Of course there are also those who work in the counselling/psychotherapy profession directly from training as psychologists having undergraduate and doctorate level training that can take nearly a decade.
Also see a second video below where IACP accredited therapists explain what they feel are the best things about the work of being a therapist.
The 21st March marked International Day for the Elimination of Racial Discrimination.
The following article from the College of Psychiatrists of Ireland blog outlines how race & ethnicity is an area that poses a variety of challenges not only in terms of the mental health of ethnic minorities generally but also in terms of the provision of supports and differences in how that support is experienced.
Talk Therapy Dublin currently has 40% of active clients born outside of Ireland and these clients often describe issues & experiences affected & augmented by almost constant minority stress.

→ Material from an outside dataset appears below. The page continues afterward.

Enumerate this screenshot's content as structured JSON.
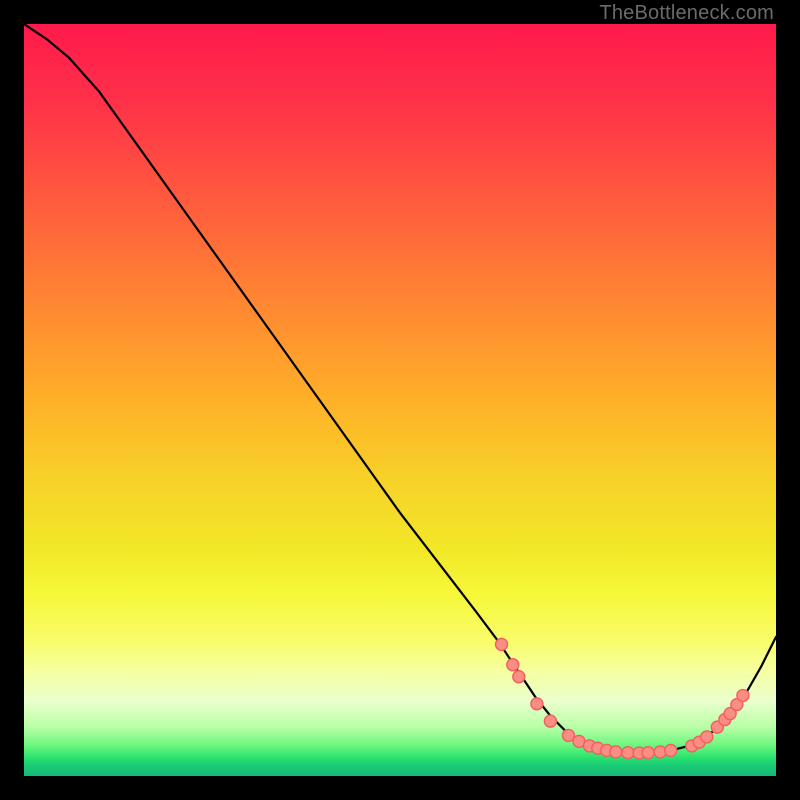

Sexuality & Gender are broadly discussed by the mainstream in Ireland and much has been done in terms of acknowledging minority stress in these areas but when it comes to ethnic minorities and their experience of Ireland in 2018 there is a long way to go. Our attitudes to and the experiences of our own indigenous ethnic minority, the travelling community is an example of this.